This volatility helps unravel a persistent puzzle: why a below-average jobless rate — 4.4 percent in April — is still producing an above-average level of economic anxiety. Turbulence has replaced the traditional American narrative of steady financial progress over a lifetime.
“Since the 1970s, steady work that pays a predictable and living wage has become increasingly difficult to find,” said Jonathan Morduch, a director of the U.S. Financial Diaries project, an in-depth study of 235 low- and moderate-income households. “This shift has left many more families vulnerable to income volatility.”
* * *
Stability is worth a lot to workers. On average, employees are willing to give up a fifth of their weekly wage to avoid a schedule set by an employer on a week’s notice, according to a field experiment where workers were offered a range of alternative hours at different pay levels.
“That is totally the story,” said Mr. Morduch, who watched household incomes in his study rise and fall. “And that instability and insecurity are increasingly a part of middle-class life, too.”
* * *
Monthly expenses can pendulum as much as income, but the two do not necessarily move in tandem. An analysis of 250,000 bank accounts by the JPMorgan Chase Institute, a nonprofit research arm of the bank, found that roughly 80 percent of households had an insufficient cash buffer to manage the mismatch between income and expenses in a given month.
Few people can comfortably ride out the inevitable financial bronco ride. “Only households that earn $105,000 or more a year are secure against the volatility they are exposed to,” said Diana Farrell, the institute’s president and chief executive. “It’s not just about the unemployed or the poor.”
Middle-income households, for example, saw their monthly expenses deviate by nearly $1,300, the equivalent of a month’s rent or mortgage payment. And one uh-oh expense — usually in the form of a medical, tax or car repair bill — can wreck a family’s balance sheet for a year or more.

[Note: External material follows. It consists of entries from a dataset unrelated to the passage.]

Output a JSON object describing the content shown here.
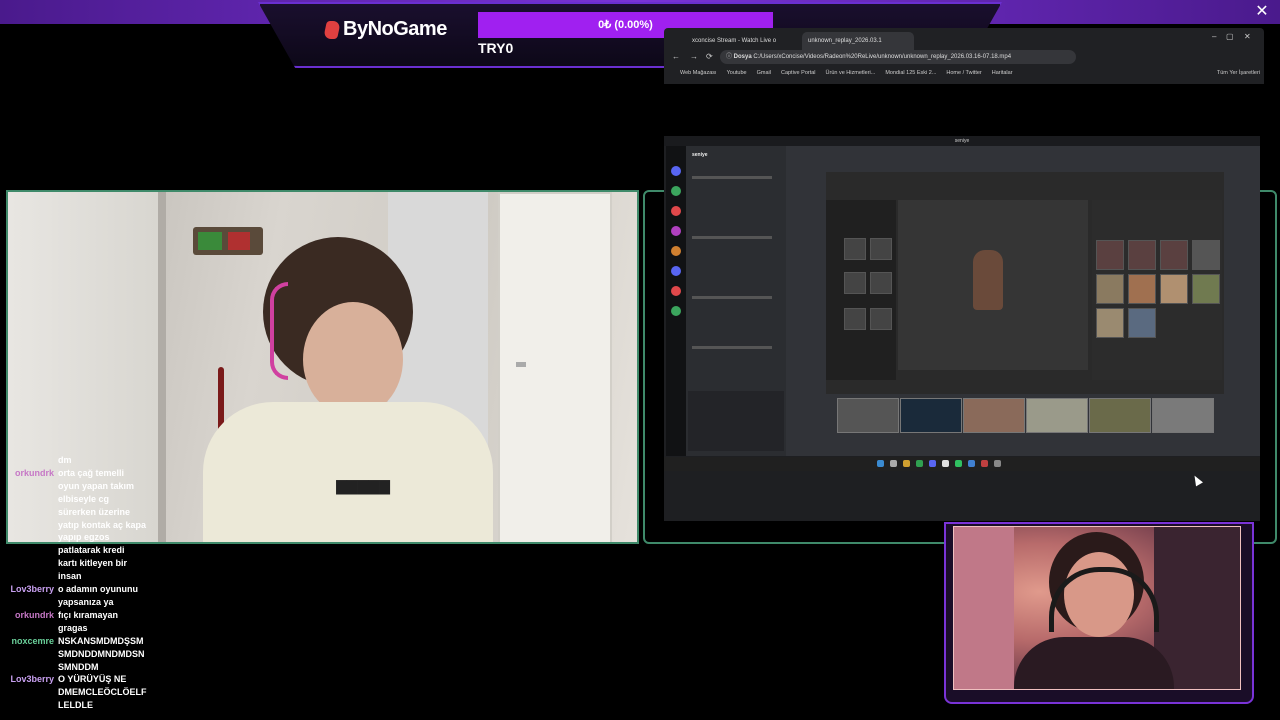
{
  "overlay": {
    "logo_text": "ByNoGame",
    "progress_text": "0₺ (0.00%)",
    "progress_fraction": 0.0,
    "goal_label": "TRY0",
    "accent_color": "#a020f0",
    "frame_color": "#3f8a6a"
  },
  "browser": {
    "tabs": [
      {
        "label": "xconcise Stream - Watch Live o",
        "active": false
      },
      {
        "label": "unknown_replay_2026.03.1",
        "active": true
      }
    ],
    "url_prefix": "Dosya",
    "url": "C:/Users/xConcise/Videos/Radeon%20ReLive/unknown/unknown_replay_2026.03.16-07.18.mp4",
    "bookmarks": [
      "Web Mağazası",
      "Youtube",
      "Gmail",
      "Captive Portal",
      "Ürün ve Hizmetleri...",
      "Mondial 125 Eski 2...",
      "Home / Twitter",
      "Haritalar",
      "Tüm Yer İşaretleri"
    ]
  },
  "screen_share": {
    "window_title": "seniye",
    "discord_server": "seniye"
  },
  "chat": {
    "messages": [
      {
        "user": "",
        "user_color": "#ffffff",
        "text": "dm"
      },
      {
        "user": "orkundrk",
        "user_color": "#c678c6",
        "text": "orta çağ temelli"
      },
      {
        "user": "",
        "user_color": "#ffffff",
        "text": "oyun yapan takım"
      },
      {
        "user": "",
        "user_color": "#ffffff",
        "text": "elbiseyle cg"
      },
      {
        "user": "",
        "user_color": "#ffffff",
        "text": "sürerken üzerine"
      },
      {
        "user": "",
        "user_color": "#ffffff",
        "text": "yatıp kontak aç kapa"
      },
      {
        "user": "",
        "user_color": "#ffffff",
        "text": "yapıp egzos"
      },
      {
        "user": "",
        "user_color": "#ffffff",
        "text": "patlatarak kredi"
      },
      {
        "user": "",
        "user_color": "#ffffff",
        "text": "kartı kitleyen bir"
      },
      {
        "user": "",
        "user_color": "#ffffff",
        "text": "insan"
      },
      {
        "user": "Lov3berry",
        "user_color": "#c8a0f0",
        "text": "o adamın oyununu"
      },
      {
        "user": "",
        "user_color": "#ffffff",
        "text": "yapsanıza ya"
      },
      {
        "user": "orkundrk",
        "user_color": "#c678c6",
        "text": "fıçı kıramayan"
      },
      {
        "user": "",
        "user_color": "#ffffff",
        "text": "gragas"
      },
      {
        "user": "noxcemre",
        "user_color": "#6ad09a",
        "text": "NSKANSMDMDŞSM"
      },
      {
        "user": "",
        "user_color": "#ffffff",
        "text": "SMDNDDMNDMDSN"
      },
      {
        "user": "",
        "user_color": "#ffffff",
        "text": "SMNDDM"
      },
      {
        "user": "Lov3berry",
        "user_color": "#c8a0f0",
        "text": "O YÜRÜYÜŞ NE"
      },
      {
        "user": "",
        "user_color": "#ffffff",
        "text": "DMEMCLEÖCLÖELF"
      },
      {
        "user": "",
        "user_color": "#ffffff",
        "text": "LELDLE"
      }
    ]
  }
}
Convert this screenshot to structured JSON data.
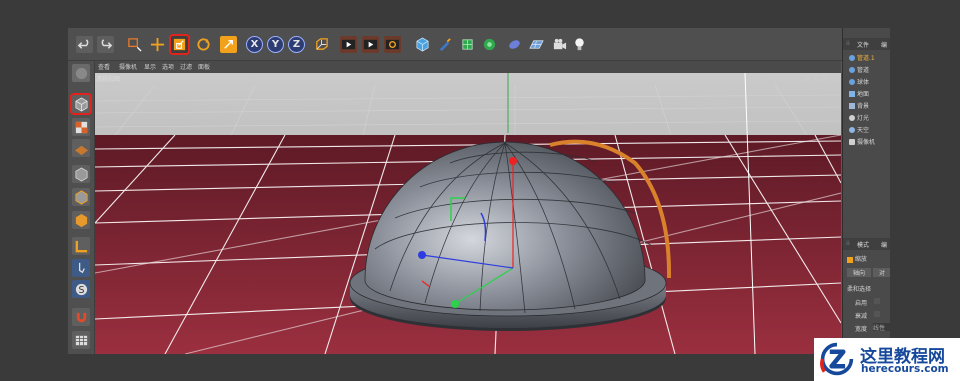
{
  "viewport": {
    "menu": [
      "查看",
      "摄像机",
      "显示",
      "选项",
      "过滤",
      "面板"
    ],
    "label": "透视视图",
    "nav_icons": "✥ ⇕ ⟳ ◻"
  },
  "object_manager": {
    "tabs": [
      "文件",
      "编"
    ],
    "objects": [
      "管道.1",
      "管道",
      "球体",
      "地面",
      "背景",
      "灯光",
      "天空",
      "摄像机"
    ]
  },
  "attributes": {
    "tabs": [
      "模式",
      "编"
    ],
    "section": "缩放",
    "sub_tabs": [
      "轴向",
      "对"
    ],
    "group": "柔和选择",
    "rows": [
      "启用",
      "衰减",
      "宽度"
    ],
    "width_value": "线性"
  },
  "watermark": {
    "cn": "这里教程网",
    "en": "herecours.com"
  },
  "colors": {
    "highlight": "#e0231b",
    "selected_object": "#f2b33d",
    "floor": "#7a1e2c",
    "watermark_blue": "#16489b"
  }
}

Even a single month’s volatility can have a cascading effect. One month, a family copes by using the money earmarked for, say, the utility bill to cover the cost of replacing a busted water heater. The next month, it’s the telephone company that goes unpaid as the family struggles to make up the missed utility bill plus late fees and interest — and so on. Emergencies are not the only source of expense spikes. So are bridal showers, Christmas gifts and outgrown winter coats.
* * *
Rather than causing jolts in income, the gig economy is, for many people, what smooths them out. Only about 0.5 percent of the labor force is working in the gig economy. And while bonuses, extra commissions and overtime bump up a worker’s average income, unwelcome reductions in hours, particularly at the lower end of the income ladder, more often shrink an expected paycheck.
“Stable, predictable work schedules are essential to economic security,” said Susan J. Lambert, a professor at the University of Chicago who is studying new data supplied by the General Social Survey, a respected national survey that began asking in-depth questions about work schedules only last year.
The latest data shows that 41 percent of all hourly workers say they are not given more than a week’s notice of their schedule; nearly half have little or no say on their work hours.
“It’s not just service, or female-dominated jobs, but some of the most challenging schedules are production and construction jobs,” Ms. Lambert said.
The ubiquity of the phenomenon has frequently been masked by annual measures of income and spending or one-time snapshots of savings and debt that fail to capture fluctuations week to week or month to month.
* * *
The number of Americans living comfortably or doing all right financially has grown since the recession. Still, the new Fed report found that 30 percent — roughly 73 million adults — say they are finding it difficult to get by financially, or are just getting by.
“To Mr. Morduch and his co-author, Rachel Schneider, the rise in income volatility is an indication of how businesses in an era of advancing technology and global competition have shifted risk onto employees.”